Earlier this month, we passed the one year anniversary of the beginning of the Covid-19 pandemic in our area. Many teams who left the office last March thought that they would be back a few weeks later, but much of the workforce is still operating from home. How do we continue to keep up productivity and teamwork when we haven’t seen each other face-to-face in almost a year?
Early on in the pandemic, we released a blog, “How to Gain Traction when Managing a Remote Team.” We will be revisiting some of these tips and adding to some new ones.
1. Remember to be empathetic
At this point, everyone has exasperated Zoom parties, new hobbies, and staying at home in general. Remember your team has likely gone a year without seeing family and friends regularly or experiencing a day-to-day normal. While we certainly understand more about the virus than we did a year ago and vaccines are becoming more accessible, it is still important for employers to understand that we aren’t quite out of the woods yet.
While last March many people were scared and stressed out, this March many people are experiencing pandemic-fatigue and burnout. As you are dealing with your team, remember none of your years have been like you planned.
2. Continue to Celebrate Milestones
Many companies have let work anniversaries, birthdays, or project accomplishments go by the wayside during work from home. It is important to remind employees that their accomplishments and milestones are still important. Consider including smaller milestones as well, like a sale an employee made, a new project or a positive customer review.
Without the water cooler talk, employees likely aren’t hearing what people outside their team are doing. Compile emails or set aside time in meetings to announce and recognize employees for their hard work during a difficult time.
3. Improve Connection Time
The number one complaint of remote employees is loneliness. With the pandemic on top of remote work, people aren’t necessarily getting to socialize outside of work and mental health is suffering. People are experiencing the same day after day monotony that is another contributing factor to poor mental health. Provide access to resources or build some time in the day for a short exercise class or learning on managing mental health.

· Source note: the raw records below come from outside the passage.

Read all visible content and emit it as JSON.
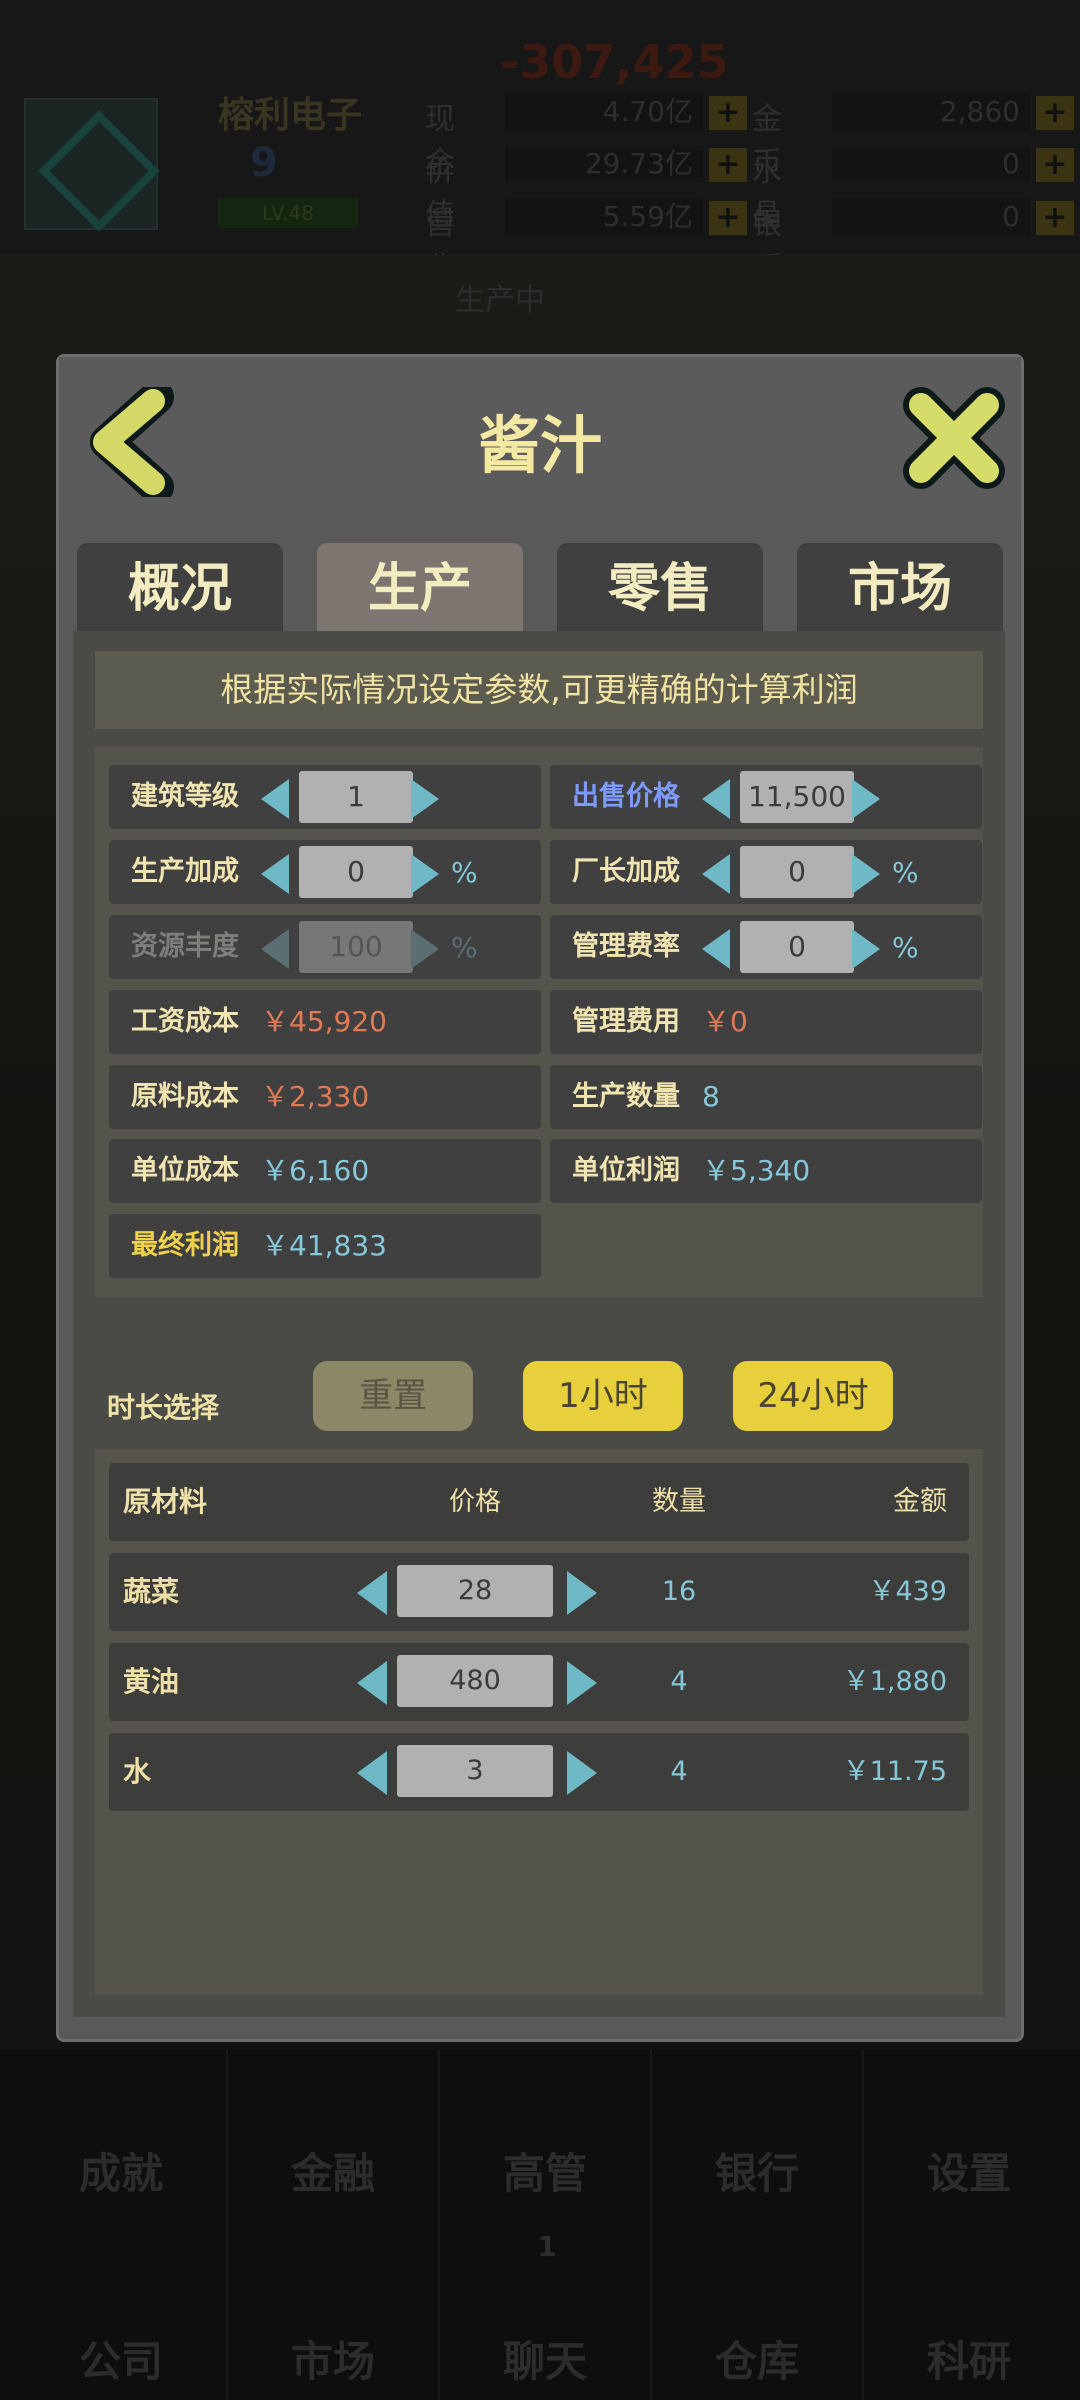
{
  "background": {
    "money": "-307,425",
    "company": "榕利电子",
    "level": "9",
    "level_bar": "LV.48",
    "stats": [
      {
        "label": "现金",
        "value": "4.70亿"
      },
      {
        "label": "价值",
        "value": "29.73亿"
      },
      {
        "label": "营收",
        "value": "5.59亿"
      },
      {
        "label": "金币",
        "value": "2,860"
      },
      {
        "label": "水晶",
        "value": "0"
      },
      {
        "label": "银币",
        "value": "0"
      }
    ],
    "producing": "生产中",
    "nav": [
      "成就",
      "金融",
      "高管",
      "银行",
      "设置",
      "公司",
      "市场",
      "聊天",
      "仓库",
      "科研"
    ],
    "nav_badge": "1"
  },
  "dialog": {
    "title": "酱汁",
    "tabs": [
      {
        "label": "概况",
        "active": false
      },
      {
        "label": "生产",
        "active": true
      },
      {
        "label": "零售",
        "active": false
      },
      {
        "label": "市场",
        "active": false
      }
    ],
    "notice": "根据实际情况设定参数,可更精确的计算利润",
    "params_left": [
      {
        "label": "建筑等级",
        "stepper": "1"
      },
      {
        "label": "生产加成",
        "stepper": "0",
        "unit": "%"
      },
      {
        "label": "资源丰度",
        "stepper": "100",
        "unit": "%"
      },
      {
        "label": "工资成本",
        "value": "￥45,920"
      },
      {
        "label": "原料成本",
        "value": "￥2,330"
      },
      {
        "label": "单位成本",
        "value": "￥6,160"
      },
      {
        "label": "最终利润",
        "value": "￥41,833"
      }
    ],
    "params_right": [
      {
        "label": "出售价格",
        "stepper": "11,500"
      },
      {
        "label": "厂长加成",
        "stepper": "0",
        "unit": "%"
      },
      {
        "label": "管理费率",
        "stepper": "0",
        "unit": "%"
      },
      {
        "label": "管理费用",
        "value": "￥0"
      },
      {
        "label": "生产数量",
        "value": "8"
      },
      {
        "label": "单位利润",
        "value": "￥5,340"
      }
    ],
    "duration": {
      "label": "时长选择",
      "reset": "重置",
      "one_hour": "1小时",
      "day": "24小时"
    },
    "materials": {
      "headers": [
        "原材料",
        "价格",
        "数量",
        "金额"
      ],
      "rows": [
        {
          "name": "蔬菜",
          "price": "28",
          "qty": "16",
          "amount": "￥439"
        },
        {
          "name": "黄油",
          "price": "480",
          "qty": "4",
          "amount": "￥1,880"
        },
        {
          "name": "水",
          "price": "3",
          "qty": "4",
          "amount": "￥11.75"
        }
      ]
    }
  }
}
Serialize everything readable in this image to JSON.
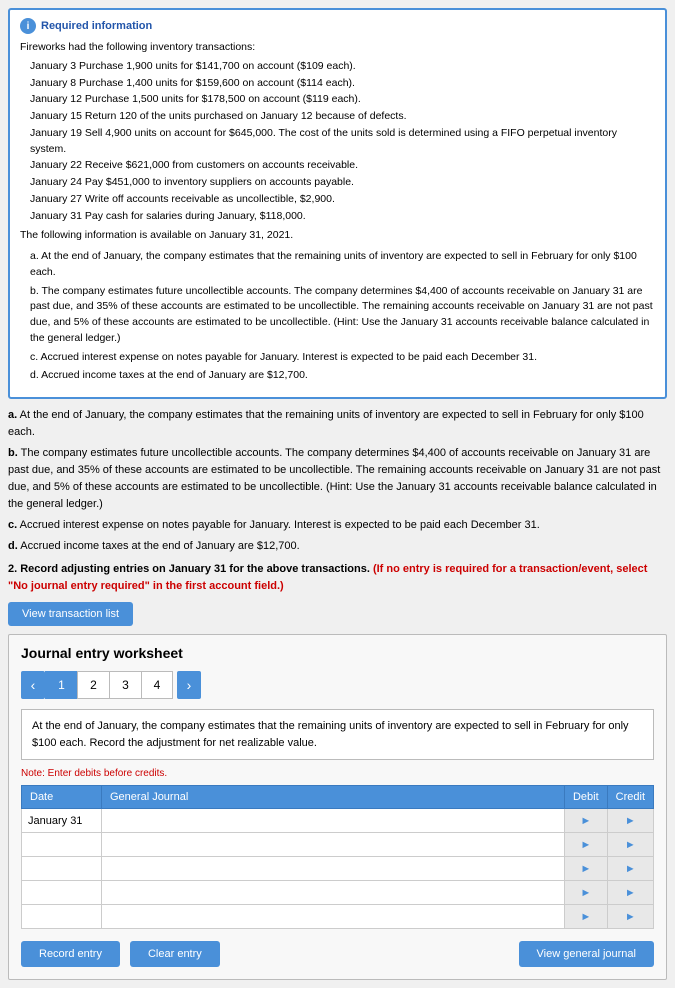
{
  "required_info": {
    "title": "Required information",
    "intro": "Fireworks had the following inventory transactions:",
    "transactions": [
      "January  3  Purchase 1,900 units for $141,700 on account ($109 each).",
      "January  8  Purchase 1,400 units for $159,600 on account ($114 each).",
      "January 12  Purchase 1,500 units for $178,500 on account ($119 each).",
      "January 15  Return 120 of the units purchased on January 12 because of defects.",
      "January 19  Sell 4,900 units on account for $645,000. The cost of the units sold is determined using a FIFO perpetual inventory system.",
      "January 22  Receive $621,000 from customers on accounts receivable.",
      "January 24  Pay $451,000 to inventory suppliers on accounts payable.",
      "January 27  Write off accounts receivable as uncollectible, $2,900.",
      "January 31  Pay cash for salaries during January, $118,000."
    ],
    "following_info": "The following information is available on January 31, 2021.",
    "items": [
      "a. At the end of January, the company estimates that the remaining units of inventory are expected to sell in February for only $100 each.",
      "b. The company estimates future uncollectible accounts. The company determines $4,400 of accounts receivable on January 31 are past due, and 35% of these accounts are estimated to be uncollectible. The remaining accounts receivable on January 31 are not past due, and 5% of these accounts are estimated to be uncollectible. (Hint: Use the January 31 accounts receivable balance calculated in the general ledger.)",
      "c. Accrued interest expense on notes payable for January. Interest is expected to be paid each December 31.",
      "d. Accrued income taxes at the end of January are $12,700."
    ]
  },
  "main_content": {
    "item_a": "a. At the end of January, the company estimates that the remaining units of inventory are expected to sell in February for only $100 each.",
    "item_b_1": "b. The company estimates future uncollectible accounts. The company determines $4,400 of accounts receivable on January 31 are",
    "item_b_2": "past due, and 35% of these accounts are estimated to be uncollectible. The remaining accounts receivable on January 31 are not past",
    "item_b_3": "due, and 5% of these accounts are estimated to be uncollectible. (Hint: Use the January 31 accounts receivable balance calculated in",
    "item_b_4": "the general ledger.)",
    "item_c": "c. Accrued interest expense on notes payable for January. Interest is expected to be paid each December 31.",
    "item_d": "d. Accrued income taxes at the end of January are $12,700.",
    "instruction_1": "2. Record adjusting entries on January 31 for the above transactions.",
    "instruction_red": "(If no entry is required for a transaction/event, select \"No journal entry required\" in the first account field.)"
  },
  "view_transaction_btn": "View transaction list",
  "worksheet": {
    "title": "Journal entry worksheet",
    "tabs": [
      "1",
      "2",
      "3",
      "4"
    ],
    "active_tab": 1,
    "description": "At the end of January, the company estimates that the remaining units of inventory are expected to sell in February for only $100 each. Record the adjustment for net realizable value.",
    "note": "Note: Enter debits before credits.",
    "table": {
      "headers": [
        "Date",
        "General Journal",
        "Debit",
        "Credit"
      ],
      "rows": [
        {
          "date": "January 31",
          "journal": "",
          "debit": "",
          "credit": ""
        },
        {
          "date": "",
          "journal": "",
          "debit": "",
          "credit": ""
        },
        {
          "date": "",
          "journal": "",
          "debit": "",
          "credit": ""
        },
        {
          "date": "",
          "journal": "",
          "debit": "",
          "credit": ""
        },
        {
          "date": "",
          "journal": "",
          "debit": "",
          "credit": ""
        }
      ]
    },
    "buttons": {
      "record": "Record entry",
      "clear": "Clear entry",
      "view_general": "View general journal"
    }
  }
}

Have supervisors meet with employees one on one to hear how they are doing and what areas of support they need. At this point in the pandemic, employees are no longer looking for virtual game nights, but real connections with their coworkers. Most people have had a tough year from changes in their day to day, to even losing people to the virus, no one has come out of this unscathed. Having these talks with employees will remind them, even if you can’t see each other face-to-face doesn’t mean you have to be totally disconnected.
Some companies have even given a bonus day off or a cut out early Friday afternoon for all employees to give them some time to rest and recharge. Although that doesn’t work for every company, a day off is certain to boost morale. You could do something smaller like allowing employees to leave an hour early on a sunny day. A break from the day to day or an unexpected break can be a great morale booster.
4. Communicate & Set Expectations Properly
Continue to set up reasonable and clear guidelines and expectations. Revisit guidelines you set early on and proactively communicate any adjustments with your team. Are your working hours still making sense? Do you still feel your team is being productive or do you need to reset expectations? Maybe early on, people were doing school with their kids during the day and working at night, but with many schools back in-person that may not make sense anymore.
Be clear in what you are asking of your team and provide the support to accomplish it. Your dashboard will come in to help here as well. Pull up your team’s dashboard and go over KPIs and goals for quarter one.Discuss why some are off-track and celebrate ones that are ahead of schedule. Although it is hard to believe we are almost through Q1, start off Q2 with a team that understands their priorities and feels they have a team behind them that can help.
5. Be positive
As a leader, people are looking to you for how they respond and react to situations. If every meeting has negative energy from people, they won’t feel good about signing into meetings anymore. Virtual meetings already have their difficulties, so trying to keep a better attitude will ultimately lead to a more productive meeting. Take time at the start to have someone mention a positive thing that happened to them or ask for a someone’s dog to come say hi.
You could even run a contest through your dashboard for tracking steps, eating healthy, or days working out. As we are nearing the end of having to stay home, many people have these goals personally. Provide check-ins on meetings and find some sort of fun prizes for the most enthusiastic, most committed or most encouraging people who participate.
6. Be organized
One of the hardest parts of remote teamwork is organization. Teams may feel isolated and like they do not understand what is going on in other parts of the company or even their own team. Set up your dashboard so people can see exactly what is going on and keep it up to date. Remember to pull it up and screen share during meetings so everyone can see progress towards goals and accomplishments of their fellow team members. Don’t have a dashboard? Contact us today to begin to get yours set up!
While it is easy to be discouraged as we pass year one of the pandemic, keeping your team’s morale high and staying connected will result in a more productive team. We are all hoping to be back to seeing each other face-to-face soon, but until then, be empathetic with your team.